Mr. K goes to great lengths to present the most basic of details of the war, from daily hygiene to smoking materials (tobacco or a local weed called machorka). It seems he remembers more of this sort of thing than the battles, the tactics and various implements of destruction.
Kobylyanskiy was married to his childhood sweetheart during the war. After the war, and as the nation sought to rebuild and restore electricity, sanitation etc., (this is something few consider, I think, in contemplating that Soviet “victory”), the couple lived in a one room apartment with his parents while he sought work and completion of his education as an engineer. One would think a grateful nation would bend over backwards to accommodate those such as Isaak, but this wasn’t the case; he was turned down for work and had to fight for re-entry to school. Only through persistence did good things happen for him.
He emigrated to the U.S. in 1994. The great mystery to this memoir is why. Maybe he’ll tell us more in a second, equally compelling book.
After a pleasant trip to the NC coast with UNCA Masters Program Director Dr. Bill Spellman for the NC Graduate Liberal Studies Conference in Wilmington, I can report that my presentation on Hans-Ulrich Rudel was warmly received. I wasn't sure as things progressed, especially after noting frowns at the subject matter (the war on the Eastern Front was a nightmare of brutality, after all), but I had a tremendous Q&A response, and four private conversations after the presentation by persons connected by family and heritage to the conflict.
My presentation strategy was to introduce Rudel as my central character, then to read passages concerning the war's higher-ups as they pursued the war, and finally to speculate on the intersection of these muckety-mucks' policies with Rudel's ongoing development as a person. The best history, I'm discovering, is represented in fiction by stating the unvarnished facts and allowing readers – and listeners – to draw their own conclusions, based on the characters. No one quibbled with my take on the history itself, and most seemed intrigued with the Rudel character, a historical but little known figure.
The project is one-fourth finished. With a little luck, a light dusting of inspiration, and all due diligence, I'll have the finished manuscript in hand by January, 2009, and I can stop bending your ear about this.
My favorite book blog, besides my own, The Millions, recently reported that while book retail sales are tanking, that B&N and Borders may be married, fiction sales are up, particularly graphic fiction and romance.
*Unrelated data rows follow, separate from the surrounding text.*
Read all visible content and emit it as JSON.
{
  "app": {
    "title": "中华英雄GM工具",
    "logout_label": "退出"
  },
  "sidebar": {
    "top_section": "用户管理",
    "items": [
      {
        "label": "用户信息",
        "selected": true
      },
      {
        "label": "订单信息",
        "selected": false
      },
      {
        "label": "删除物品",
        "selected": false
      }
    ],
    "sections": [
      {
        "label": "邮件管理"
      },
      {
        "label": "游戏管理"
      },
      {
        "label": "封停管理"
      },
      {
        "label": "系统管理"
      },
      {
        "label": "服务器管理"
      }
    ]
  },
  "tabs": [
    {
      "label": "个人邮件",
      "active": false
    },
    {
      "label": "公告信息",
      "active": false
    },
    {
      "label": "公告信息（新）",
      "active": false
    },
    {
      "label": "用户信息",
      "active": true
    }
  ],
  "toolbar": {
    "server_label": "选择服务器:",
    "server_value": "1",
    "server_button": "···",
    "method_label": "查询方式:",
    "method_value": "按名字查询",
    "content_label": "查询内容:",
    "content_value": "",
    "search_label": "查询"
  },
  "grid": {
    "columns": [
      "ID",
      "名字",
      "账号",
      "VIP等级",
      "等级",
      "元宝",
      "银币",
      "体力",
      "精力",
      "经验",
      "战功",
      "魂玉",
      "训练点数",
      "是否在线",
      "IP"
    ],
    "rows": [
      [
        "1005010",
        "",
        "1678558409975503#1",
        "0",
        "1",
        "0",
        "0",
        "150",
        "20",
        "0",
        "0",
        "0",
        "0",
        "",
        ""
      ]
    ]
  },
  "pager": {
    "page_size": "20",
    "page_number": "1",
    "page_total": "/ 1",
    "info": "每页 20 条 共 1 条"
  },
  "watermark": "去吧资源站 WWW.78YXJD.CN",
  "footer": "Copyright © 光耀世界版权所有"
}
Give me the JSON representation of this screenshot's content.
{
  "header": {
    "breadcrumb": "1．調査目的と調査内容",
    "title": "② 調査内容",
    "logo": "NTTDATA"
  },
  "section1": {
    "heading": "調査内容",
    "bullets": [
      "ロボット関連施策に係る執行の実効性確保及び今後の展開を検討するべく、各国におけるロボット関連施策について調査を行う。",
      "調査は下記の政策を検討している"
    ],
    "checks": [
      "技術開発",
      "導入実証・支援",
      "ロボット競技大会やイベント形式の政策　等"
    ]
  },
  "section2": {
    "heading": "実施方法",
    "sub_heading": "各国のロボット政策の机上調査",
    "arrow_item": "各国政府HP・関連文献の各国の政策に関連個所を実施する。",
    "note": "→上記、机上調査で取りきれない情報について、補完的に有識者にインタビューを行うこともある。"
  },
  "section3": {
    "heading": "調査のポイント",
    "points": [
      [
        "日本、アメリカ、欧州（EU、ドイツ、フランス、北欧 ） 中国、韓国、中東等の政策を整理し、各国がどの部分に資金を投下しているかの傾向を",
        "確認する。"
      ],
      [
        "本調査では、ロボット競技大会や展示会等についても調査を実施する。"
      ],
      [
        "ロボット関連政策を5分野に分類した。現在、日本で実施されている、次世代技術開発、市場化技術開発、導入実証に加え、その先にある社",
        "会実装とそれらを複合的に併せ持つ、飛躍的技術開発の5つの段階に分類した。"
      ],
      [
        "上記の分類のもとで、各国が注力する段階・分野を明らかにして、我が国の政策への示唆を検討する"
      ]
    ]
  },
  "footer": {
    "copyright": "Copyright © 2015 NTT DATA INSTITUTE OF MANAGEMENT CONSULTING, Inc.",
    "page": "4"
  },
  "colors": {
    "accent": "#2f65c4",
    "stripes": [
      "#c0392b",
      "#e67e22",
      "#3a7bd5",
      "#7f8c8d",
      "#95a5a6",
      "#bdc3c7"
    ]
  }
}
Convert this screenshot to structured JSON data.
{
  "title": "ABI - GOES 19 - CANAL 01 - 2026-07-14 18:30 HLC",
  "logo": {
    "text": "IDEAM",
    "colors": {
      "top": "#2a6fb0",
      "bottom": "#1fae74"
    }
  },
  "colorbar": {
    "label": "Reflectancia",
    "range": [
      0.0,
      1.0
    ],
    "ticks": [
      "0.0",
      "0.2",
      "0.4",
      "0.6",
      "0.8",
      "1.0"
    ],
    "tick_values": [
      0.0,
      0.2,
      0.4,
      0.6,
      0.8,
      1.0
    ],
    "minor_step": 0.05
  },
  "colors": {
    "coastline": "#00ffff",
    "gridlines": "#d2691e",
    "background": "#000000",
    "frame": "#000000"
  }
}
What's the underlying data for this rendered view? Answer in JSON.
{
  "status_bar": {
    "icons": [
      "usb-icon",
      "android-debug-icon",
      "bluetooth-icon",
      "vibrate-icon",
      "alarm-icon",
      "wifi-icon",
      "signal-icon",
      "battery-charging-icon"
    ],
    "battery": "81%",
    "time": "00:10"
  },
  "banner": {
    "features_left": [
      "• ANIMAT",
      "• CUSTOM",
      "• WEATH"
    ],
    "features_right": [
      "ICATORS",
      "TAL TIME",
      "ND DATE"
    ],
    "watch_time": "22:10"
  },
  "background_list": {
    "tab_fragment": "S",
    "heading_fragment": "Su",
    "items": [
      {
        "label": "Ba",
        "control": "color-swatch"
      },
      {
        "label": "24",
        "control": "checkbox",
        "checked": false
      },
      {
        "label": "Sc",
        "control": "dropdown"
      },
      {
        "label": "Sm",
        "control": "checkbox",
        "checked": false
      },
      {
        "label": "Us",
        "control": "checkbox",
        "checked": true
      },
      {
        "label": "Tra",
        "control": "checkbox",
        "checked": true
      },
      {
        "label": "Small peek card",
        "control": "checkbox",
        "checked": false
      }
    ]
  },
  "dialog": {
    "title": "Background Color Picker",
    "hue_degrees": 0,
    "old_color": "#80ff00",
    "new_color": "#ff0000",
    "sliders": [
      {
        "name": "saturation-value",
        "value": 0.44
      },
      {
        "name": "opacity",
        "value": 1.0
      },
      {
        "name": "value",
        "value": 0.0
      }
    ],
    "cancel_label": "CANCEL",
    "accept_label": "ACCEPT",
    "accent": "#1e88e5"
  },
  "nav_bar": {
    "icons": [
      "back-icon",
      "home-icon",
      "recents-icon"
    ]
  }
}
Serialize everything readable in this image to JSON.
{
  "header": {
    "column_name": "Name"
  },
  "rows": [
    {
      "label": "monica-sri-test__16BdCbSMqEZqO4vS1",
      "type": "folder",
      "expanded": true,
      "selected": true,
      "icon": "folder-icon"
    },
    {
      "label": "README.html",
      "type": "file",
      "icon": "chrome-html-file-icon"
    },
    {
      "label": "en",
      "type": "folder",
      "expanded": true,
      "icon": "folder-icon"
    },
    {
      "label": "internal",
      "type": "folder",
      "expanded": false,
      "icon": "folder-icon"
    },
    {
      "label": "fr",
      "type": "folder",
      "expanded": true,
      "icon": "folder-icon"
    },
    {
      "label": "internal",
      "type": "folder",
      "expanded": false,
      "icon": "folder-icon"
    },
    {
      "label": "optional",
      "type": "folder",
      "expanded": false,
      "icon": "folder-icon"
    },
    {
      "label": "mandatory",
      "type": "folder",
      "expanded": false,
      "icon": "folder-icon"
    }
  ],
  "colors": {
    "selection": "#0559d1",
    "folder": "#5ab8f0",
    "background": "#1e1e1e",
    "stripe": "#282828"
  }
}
Take that, serious fiction writers.
I dare not expose my dear reader(s) to another column straight from the Times Literary Supplement, but for the writers out there, I have to mention another worthwhile book TLS brought to my attention: How Novels Work, by James Wood. It’s more a book of criticism, than a beginner’s how-to, but that should be right up any overachieving writer’s alley. Think about it.
April 5th I’ll be giving a presentation in Wilmington, NC, on my manuscript-in-progress, which is concerned with the Eastern Front conflict of WWII. The forum is a conference of Masters of Liberal Arts curricula in the Southeast, the presentations on proposed or recent Masters theses or literary projects. Besides being a manuscript I’d write anyway, this is my Masters project. And as if the subject matter isn’t provocative enough, I plan to end my half-hour segment with a discussion of the complex relationship between politics and the military. Kevlar vests are optional. Maybe I’ll let you know how it turns out. Oh, and the picture above is to remind me that beauty persists despite such ugly and desperate subject matter.